*Data records for software interfaces*
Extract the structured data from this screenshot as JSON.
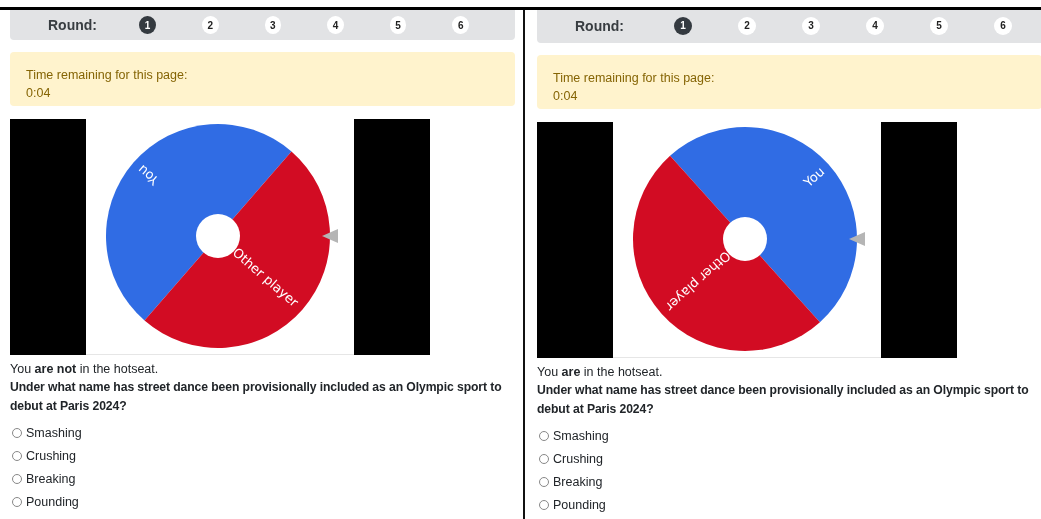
{
  "panels": [
    {
      "round_label": "Round:",
      "rounds": [
        {
          "label": "1",
          "selected": true
        },
        {
          "label": "2",
          "selected": false
        },
        {
          "label": "3",
          "selected": false
        },
        {
          "label": "4",
          "selected": false
        },
        {
          "label": "5",
          "selected": false
        },
        {
          "label": "6",
          "selected": false
        }
      ],
      "timer": {
        "label": "Time remaining for this page:",
        "value": "0:04"
      },
      "wheel": {
        "segments": [
          {
            "label": "You",
            "color": "#306ce4"
          },
          {
            "label": "Other player",
            "color": "#d20c23"
          }
        ]
      },
      "hotseat_text": "You **are not** in the hotseat.",
      "question": "Under what name has street dance been provisionally included as an Olympic sport to debut at Paris 2024?",
      "options": [
        {
          "label": "Smashing",
          "selected": false
        },
        {
          "label": "Crushing",
          "selected": false
        },
        {
          "label": "Breaking",
          "selected": false
        },
        {
          "label": "Pounding",
          "selected": false
        }
      ]
    },
    {
      "round_label": "Round:",
      "rounds": [
        {
          "label": "1",
          "selected": true
        },
        {
          "label": "2",
          "selected": false
        },
        {
          "label": "3",
          "selected": false
        },
        {
          "label": "4",
          "selected": false
        },
        {
          "label": "5",
          "selected": false
        },
        {
          "label": "6",
          "selected": false
        }
      ],
      "timer": {
        "label": "Time remaining for this page:",
        "value": "0:04"
      },
      "wheel": {
        "segments": [
          {
            "label": "You",
            "color": "#306ce4"
          },
          {
            "label": "Other player",
            "color": "#d20c23"
          }
        ]
      },
      "hotseat_text": "You **are** in the hotseat.",
      "question": "Under what name has street dance been provisionally included as an Olympic sport to debut at Paris 2024?",
      "options": [
        {
          "label": "Smashing",
          "selected": false
        },
        {
          "label": "Crushing",
          "selected": false
        },
        {
          "label": "Breaking",
          "selected": false
        },
        {
          "label": "Pounding",
          "selected": false
        }
      ]
    }
  ]
}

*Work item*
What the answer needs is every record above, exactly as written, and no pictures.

*Solution to this task*
Extract the structured data from this screenshot as JSON.
{
  "panels": [
    {
      "round_label": "Round:",
      "rounds": [
        {
          "label": "1",
          "selected": true
        },
        {
          "label": "2",
          "selected": false
        },
        {
          "label": "3",
          "selected": false
        },
        {
          "label": "4",
          "selected": false
        },
        {
          "label": "5",
          "selected": false
        },
        {
          "label": "6",
          "selected": false
        }
      ],
      "timer": {
        "label": "Time remaining for this page:",
        "value": "0:04"
      },
      "wheel": {
        "segments": [
          {
            "label": "You",
            "color": "#306ce4"
          },
          {
            "label": "Other player",
            "color": "#d20c23"
          }
        ]
      },
      "hotseat_text": "You **are not** in the hotseat.",
      "question": "Under what name has street dance been provisionally included as an Olympic sport to debut at Paris 2024?",
      "options": [
        {
          "label": "Smashing",
          "selected": false
        },
        {
          "label": "Crushing",
          "selected": false
        },
        {
          "label": "Breaking",
          "selected": false
        },
        {
          "label": "Pounding",
          "selected": false
        }
      ]
    },
    {
      "round_label": "Round:",
      "rounds": [
        {
          "label": "1",
          "selected": true
        },
        {
          "label": "2",
          "selected": false
        },
        {
          "label": "3",
          "selected": false
        },
        {
          "label": "4",
          "selected": false
        },
        {
          "label": "5",
          "selected": false
        },
        {
          "label": "6",
          "selected": false
        }
      ],
      "timer": {
        "label": "Time remaining for this page:",
        "value": "0:04"
      },
      "wheel": {
        "segments": [
          {
            "label": "You",
            "color": "#306ce4"
          },
          {
            "label": "Other player",
            "color": "#d20c23"
          }
        ]
      },
      "hotseat_text": "You **are** in the hotseat.",
      "question": "Under what name has street dance been provisionally included as an Olympic sport to debut at Paris 2024?",
      "options": [
        {
          "label": "Smashing",
          "selected": false
        },
        {
          "label": "Crushing",
          "selected": false
        },
        {
          "label": "Breaking",
          "selected": false
        },
        {
          "label": "Pounding",
          "selected": false
        }
      ]
    }
  ]
}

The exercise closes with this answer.